═════ Data to use ═════
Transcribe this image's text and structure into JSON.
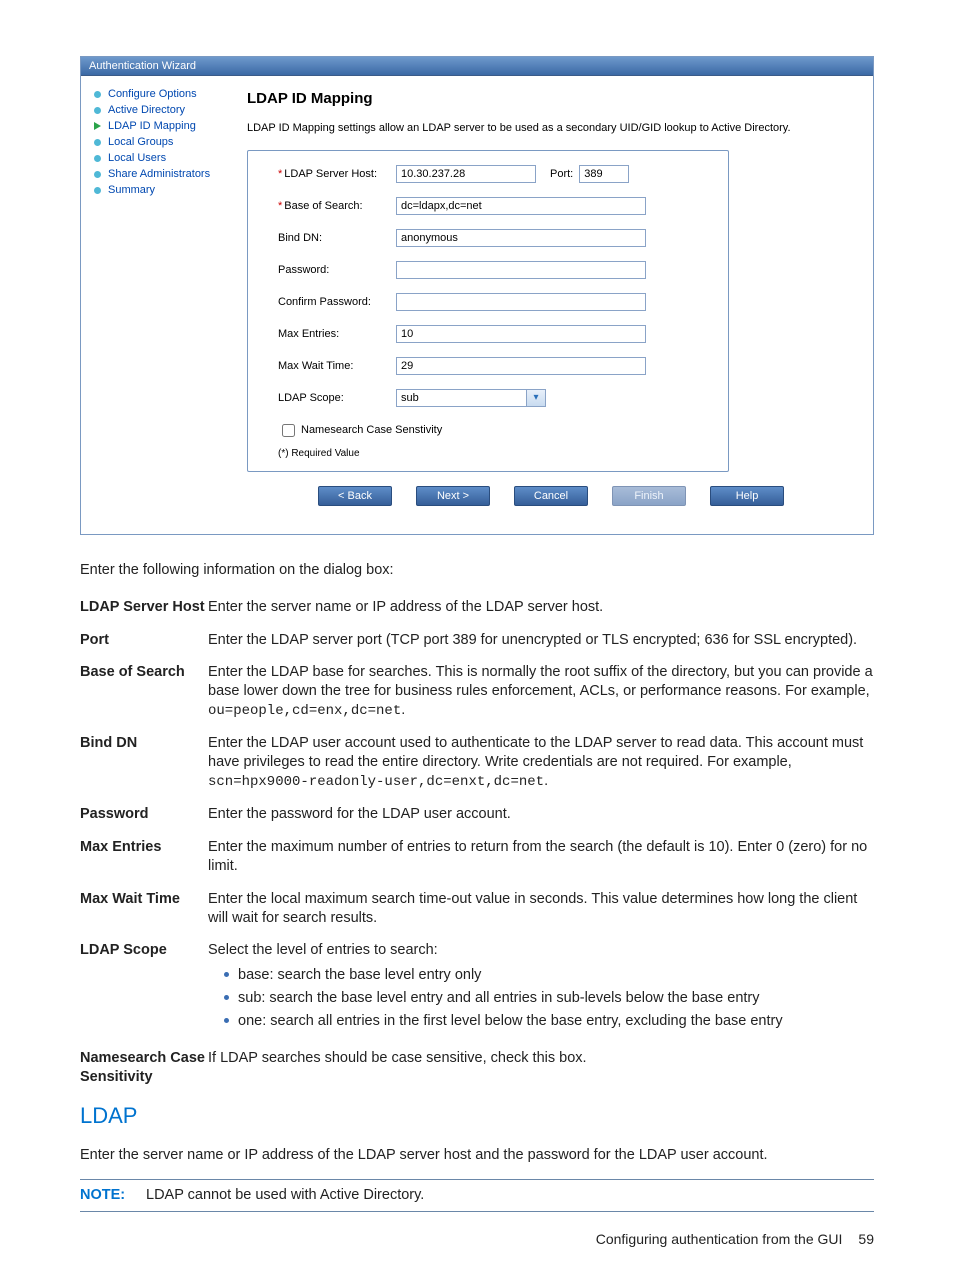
{
  "wizard": {
    "title": "Authentication Wizard",
    "steps": [
      {
        "label": "Configure Options",
        "active": false
      },
      {
        "label": "Active Directory",
        "active": false
      },
      {
        "label": "LDAP ID Mapping",
        "active": true
      },
      {
        "label": "Local Groups",
        "active": false
      },
      {
        "label": "Local Users",
        "active": false
      },
      {
        "label": "Share Administrators",
        "active": false
      },
      {
        "label": "Summary",
        "active": false
      }
    ],
    "heading": "LDAP ID Mapping",
    "description": "LDAP ID Mapping settings allow an LDAP server to be used as a secondary UID/GID lookup to Active Directory.",
    "fields": {
      "ldap_server_host": {
        "label": "LDAP Server Host:",
        "value": "10.30.237.28",
        "required": true
      },
      "port": {
        "label": "Port:",
        "value": "389"
      },
      "base_of_search": {
        "label": "Base of Search:",
        "value": "dc=ldapx,dc=net",
        "required": true
      },
      "bind_dn": {
        "label": "Bind DN:",
        "value": "anonymous"
      },
      "password": {
        "label": "Password:",
        "value": ""
      },
      "confirm_password": {
        "label": "Confirm Password:",
        "value": ""
      },
      "max_entries": {
        "label": "Max Entries:",
        "value": "10"
      },
      "max_wait_time": {
        "label": "Max Wait Time:",
        "value": "29"
      },
      "ldap_scope": {
        "label": "LDAP Scope:",
        "value": "sub"
      },
      "namesearch": {
        "label": "Namesearch Case Senstivity",
        "checked": false
      }
    },
    "required_hint": "(*) Required Value",
    "buttons": {
      "back": "< Back",
      "next": "Next >",
      "cancel": "Cancel",
      "finish": "Finish",
      "help": "Help"
    }
  },
  "doc": {
    "intro": "Enter the following information on the dialog box:",
    "rows": {
      "ldap_server_host": {
        "term": "LDAP Server Host",
        "desc": "Enter the server name or IP address of the LDAP server host."
      },
      "port": {
        "term": "Port",
        "desc": "Enter the LDAP server port (TCP port 389 for unencrypted or TLS encrypted; 636 for SSL encrypted)."
      },
      "base_of_search": {
        "term": "Base of Search",
        "desc_pre": "Enter the LDAP base for searches. This is normally the root suffix of the directory, but you can provide a base lower down the tree for business rules enforcement, ACLs, or performance reasons. For example, ",
        "code": "ou=people,cd=enx,dc=net",
        "desc_post": "."
      },
      "bind_dn": {
        "term": "Bind DN",
        "desc_pre": "Enter the LDAP user account used to authenticate to the LDAP server to read data. This account must have privileges to read the entire directory. Write credentials are not required. For example, ",
        "code": "scn=hpx9000-readonly-user,dc=enxt,dc=net",
        "desc_post": "."
      },
      "password": {
        "term": "Password",
        "desc": "Enter the password for the LDAP user account."
      },
      "max_entries": {
        "term": "Max Entries",
        "desc": "Enter the maximum number of entries to return from the search (the default is 10). Enter 0 (zero) for no limit."
      },
      "max_wait_time": {
        "term": "Max Wait Time",
        "desc": "Enter the local maximum search time-out value in seconds. This value determines how long the client will wait for search results."
      },
      "ldap_scope": {
        "term": "LDAP Scope",
        "desc": "Select the level of entries to search:",
        "items": [
          "base: search the base level entry only",
          "sub: search the base level entry and all entries in sub-levels below the base entry",
          "one: search all entries in the first level below the base entry, excluding the base entry"
        ]
      },
      "namesearch": {
        "term": "Namesearch Case Sensitivity",
        "desc": "If LDAP searches should be case sensitive, check this box."
      }
    },
    "ldap_heading": "LDAP",
    "ldap_para": "Enter the server name or IP address of the LDAP server host and the password for the LDAP user account.",
    "note_tag": "NOTE:",
    "note_text": "LDAP cannot be used with Active Directory.",
    "footer": "Configuring authentication from the GUI",
    "page_number": "59"
  }
}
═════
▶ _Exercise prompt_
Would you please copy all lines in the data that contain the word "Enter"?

▶ _Response to this task_
    "intro": "Enter the following information on the dialog box:",
        "desc": "Enter the server name or IP address of the LDAP server host."
        "desc": "Enter the LDAP server port (TCP port 389 for unencrypted or TLS encrypted; 636 for SSL encrypted)."
        "desc_pre": "Enter the LDAP base for searches. This is normally the root suffix of the directory, but you can provide a base lower down the tree for business rules enforcement, ACLs, or performance reasons. For example, ",
        "desc_pre": "Enter the LDAP user account used to authenticate to the LDAP server to read data. This account must have privileges to read the entire directory. Write credentials are not required. For example, ",
        "desc": "Enter the password for the LDAP user account."
        "desc": "Enter the maximum number of entries to return from the search (the default is 10). Enter 0 (zero) for no limit."
        "desc": "Enter the local maximum search time-out value in seconds. This value determines how long the client will wait for search results."
    "ldap_para": "Enter the server name or IP address of the LDAP server host and the password for the LDAP user account.",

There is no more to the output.